Sherlock Holmes is back – again. Can there be a more portrayed detective than the master of sleuth of Baker Street, the star of books, comics, TV, stage and film? His latest resurrection sees him at the grand old Theatre Royal Bath in a production of Sir Author Conan Doyle’s final Holmes novel, The Valley of Fear, with the Holmes and his loyal companion Doctor John Watson summoned to solve a grisly murder in, where else, a remote country house.

The production sees the story told across two time periods, 20 years apart, and two continents, with the on-stage action flip-flopping between the two. This technique sees the talented cast of only five actors each having to take on several parts each, which while impressive, is also somewhat confusing as you try to keep up with who is who.

In addition, this isn’t quite Conan Doyle at his peak – the core murder plot is actually somewhat predictable and a number of clues actually quite clumsy. But what this story does offer is a comfortable, easy going, perfect for a midweek at the theatre type of experience.

As each story unfolds, it’s left to Holmes and the audience, to predict the links between the two and work out, of course, whodunnit…

Front and centre we have Bobby Bradley giving his take on the Mr Holmes, with Joseph Derrington as his friend and chronicler, Watson.
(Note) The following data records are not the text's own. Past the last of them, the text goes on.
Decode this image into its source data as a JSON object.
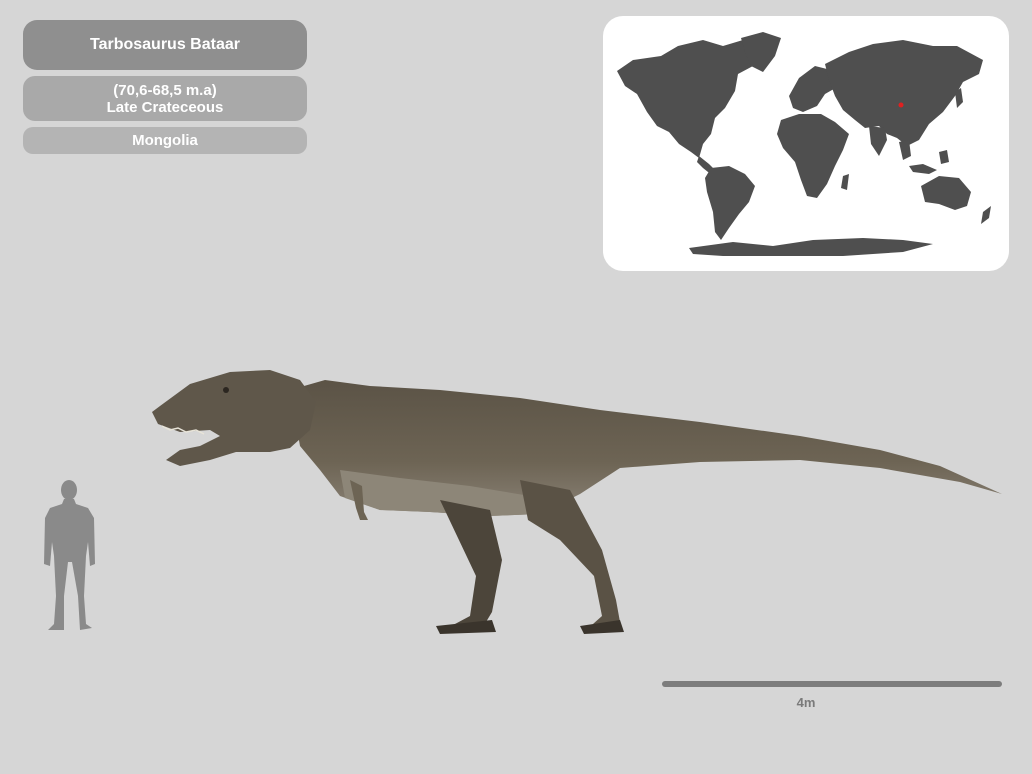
{
  "info": {
    "species": "Tarbosaurus Bataar",
    "age": "(70,6-68,5 m.a)",
    "period": "Late Crateceous",
    "location": "Mongolia"
  },
  "scale": {
    "label": "4m"
  },
  "colors": {
    "background": "#d6d6d6",
    "land": "#4f4f4f",
    "locality_marker": "#e02020",
    "dino_body": "#6b6152"
  }
}
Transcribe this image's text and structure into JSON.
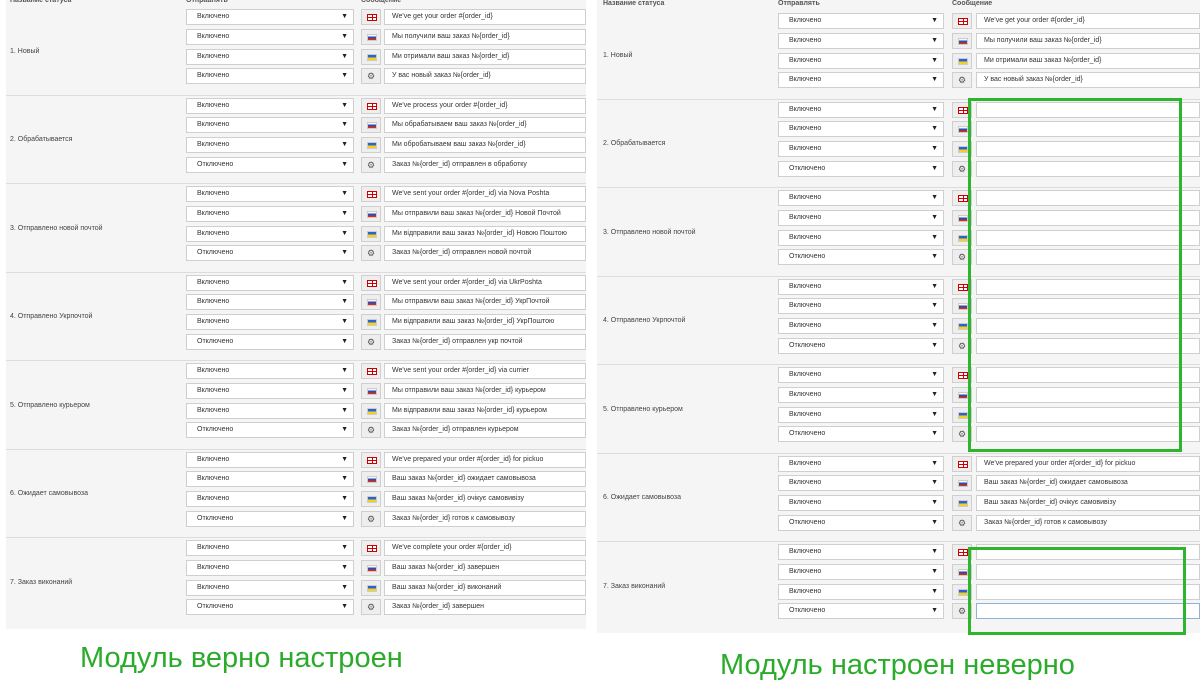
{
  "headers": {
    "status": "Название статуса",
    "send": "Отправлять",
    "message": "Сообщение"
  },
  "options": {
    "on": "Включено",
    "off": "Отключено"
  },
  "statuses": [
    {
      "name": "1. Новый",
      "send": [
        "Включено",
        "Включено",
        "Включено",
        "Включено"
      ],
      "messages": [
        "We've get your order #{order_id}",
        "Мы получили ваш заказ №{order_id}",
        "Ми отримали ваш заказ №{order_id}",
        "У вас новый заказ №{order_id}"
      ]
    },
    {
      "name": "2. Обрабатывается",
      "send": [
        "Включено",
        "Включено",
        "Включено",
        "Отключено"
      ],
      "messages": [
        "We've process your order #{order_id}",
        "Мы обрабатываем ваш заказ №{order_id}",
        "Ми обробатываем ваш заказ №{order_id}",
        "Заказ №{order_id} отправлен в обработку"
      ]
    },
    {
      "name": "3. Отправлено новой почтой",
      "send": [
        "Включено",
        "Включено",
        "Включено",
        "Отключено"
      ],
      "messages": [
        "We've sent your order #{order_id} via Nova Poshta",
        "Мы отправили ваш заказ №{order_id} Новой Почтой",
        "Ми відправили ваш заказ №{order_id} Новою Поштою",
        "Заказ №{order_id} отправлен новой почтой"
      ]
    },
    {
      "name": "4. Отправлено Укрпочтой",
      "send": [
        "Включено",
        "Включено",
        "Включено",
        "Отключено"
      ],
      "messages": [
        "We've sent your order #{order_id} via UkrPoshta",
        "Мы отправили ваш заказ №{order_id} УкрПочтой",
        "Ми відправили ваш заказ №{order_id} УкрПоштою",
        "Заказ №{order_id} отправлен укр почтой"
      ]
    },
    {
      "name": "5. Отправлено курьером",
      "send": [
        "Включено",
        "Включено",
        "Включено",
        "Отключено"
      ],
      "messages": [
        "We've sent your order #{order_id} via currier",
        "Мы отправили ваш заказ №{order_id} курьером",
        "Ми відправили ваш заказ №{order_id} курьером",
        "Заказ №{order_id} отправлен курьером"
      ]
    },
    {
      "name": "6. Ожидает самовывоза",
      "send": [
        "Включено",
        "Включено",
        "Включено",
        "Отключено"
      ],
      "messages": [
        "We've prepared your order #{order_id} for pickuo",
        "Ваш заказ №{order_id} ожидает самовывоза",
        "Ваш заказ №{order_id} очікує самовивізу",
        "Заказ №{order_id} готов к самовывозу"
      ]
    },
    {
      "name": "7. Заказ виконаний",
      "send": [
        "Включено",
        "Включено",
        "Включено",
        "Отключено"
      ],
      "messages": [
        "We've complete your order #{order_id}",
        "Ваш заказ №{order_id} завершен",
        "Ваш заказ №{order_id} виконаний",
        "Заказ №{order_id} завершен"
      ]
    }
  ],
  "right_filled_statuses": [
    0,
    5
  ],
  "captions": {
    "left": "Модуль верно настроен",
    "right": "Модуль настроен неверно"
  },
  "colors": {
    "annotation_green": "#2db52d",
    "caption_green": "#2aab2a"
  }
}
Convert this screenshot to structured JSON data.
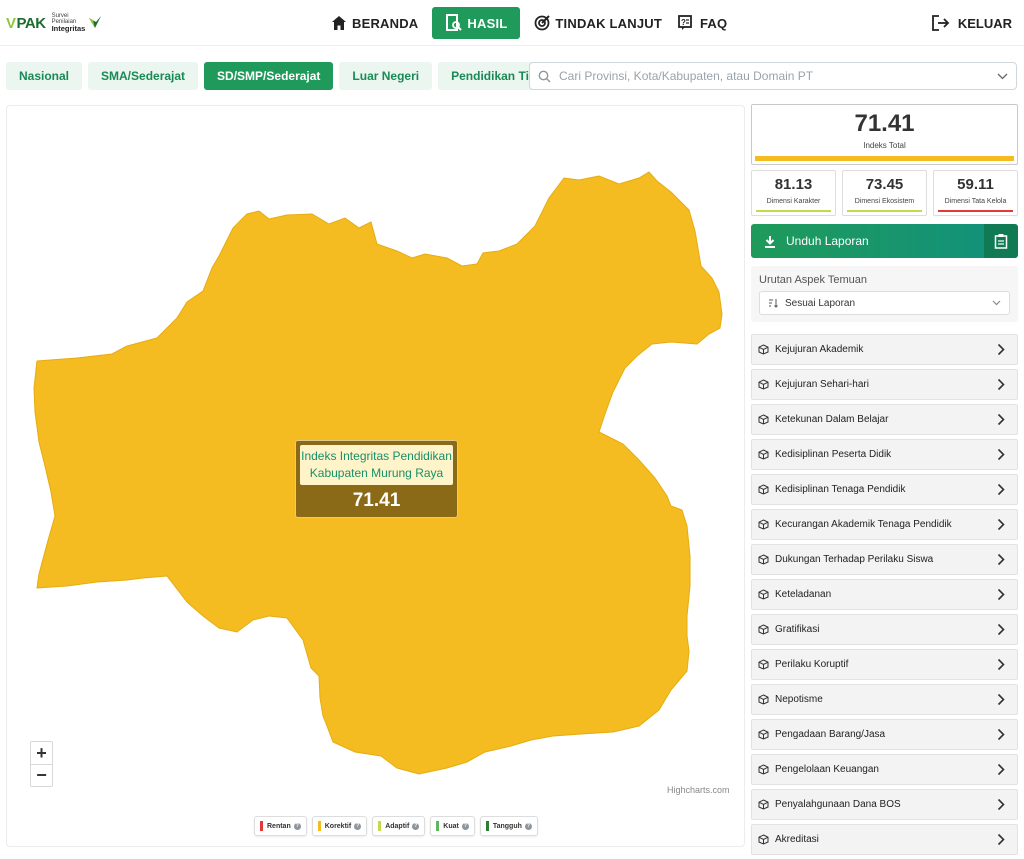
{
  "header": {
    "logo_text": "PAK",
    "logo_sub1": "Survei",
    "logo_sub2": "Penilaian",
    "logo_sub3": "Integritas",
    "nav": [
      {
        "label": "BERANDA",
        "icon": "home-icon"
      },
      {
        "label": "HASIL",
        "icon": "report-search-icon",
        "active": true
      },
      {
        "label": "TINDAK LANJUT",
        "icon": "target-icon"
      },
      {
        "label": "FAQ",
        "icon": "faq-icon"
      }
    ],
    "logout_label": "KELUAR"
  },
  "tabs": [
    {
      "label": "Nasional"
    },
    {
      "label": "SMA/Sederajat"
    },
    {
      "label": "SD/SMP/Sederajat",
      "active": true
    },
    {
      "label": "Luar Negeri"
    },
    {
      "label": "Pendidikan Tinggi"
    }
  ],
  "search": {
    "placeholder": "Cari Provinsi, Kota/Kabupaten, atau Domain PT"
  },
  "map": {
    "region_color": "#f4bc21",
    "tooltip_title_line1": "Indeks Integritas Pendidikan",
    "tooltip_title_line2": "Kabupaten Murung Raya",
    "tooltip_value": "71.41",
    "zoom_in": "+",
    "zoom_out": "−",
    "credit": "Highcharts.com",
    "legend": [
      {
        "label": "Rentan",
        "color": "#e53935"
      },
      {
        "label": "Korektif",
        "color": "#f4bc21"
      },
      {
        "label": "Adaptif",
        "color": "#c6d94a"
      },
      {
        "label": "Kuat",
        "color": "#5cb85c"
      },
      {
        "label": "Tangguh",
        "color": "#2e7d32"
      }
    ]
  },
  "summary": {
    "total_value": "71.41",
    "total_label": "Indeks Total",
    "total_color": "#f4bc21",
    "dimensions": [
      {
        "value": "81.13",
        "label": "Dimensi Karakter",
        "color": "#c6d94a"
      },
      {
        "value": "73.45",
        "label": "Dimensi Ekosistem",
        "color": "#c6d94a"
      },
      {
        "value": "59.11",
        "label": "Dimensi Tata Kelola",
        "color": "#e53935"
      }
    ],
    "download_label": "Unduh Laporan"
  },
  "sort": {
    "label": "Urutan Aspek Temuan",
    "selected": "Sesuai Laporan"
  },
  "aspects": [
    "Kejujuran Akademik",
    "Kejujuran Sehari-hari",
    "Ketekunan Dalam Belajar",
    "Kedisiplinan Peserta Didik",
    "Kedisiplinan Tenaga Pendidik",
    "Kecurangan Akademik Tenaga Pendidik",
    "Dukungan Terhadap Perilaku Siswa",
    "Keteladanan",
    "Gratifikasi",
    "Perilaku Koruptif",
    "Nepotisme",
    "Pengadaan Barang/Jasa",
    "Pengelolaan Keuangan",
    "Penyalahgunaan Dana BOS",
    "Akreditasi"
  ]
}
Both inhabit their roles with clear enthusiasm and talent. However, from Bradley in particular, his apparent youth appears to be a barrier to his ability to imbue Holmes with the necessary depth and gravitas that the character demands. Instead we’re given what appears more of a nod to a combination of classic characterisations of the past from Jeremy Brett and Basil Rathbone, rather than a fresh embrace through a new lens.

Derrington, meanwhile, is better suited as Watson, still loyal but perhaps growing just a little wearisome of Holmes’ peculiar ways and superior manner. While it’s through Watson’s commentary that the stories progress, I did find the occasional background noise of a chattering old school typewriter a little distracting.

Across the board the the actors impress with their abilities to jump from role to role, and special note should go to Alice Osmanski for her thoroughly modern Mrs Hudson and Gavin Molloy for a genuinely threatening cameo as the evil Professor Moriarty.

Sherlock Holmes The Valley Of Fear is an entertaining and easy production, which while not hitting the all the high notes, still provides an entertaining evening out

Sherlock Holmes: The Valley of Fear appears at the Theatre Royal Bath from Tuesday 16th to Saturday 20th April. To book tickets contact the Theatre Royal Bath Box Office on 01225 448844 or visit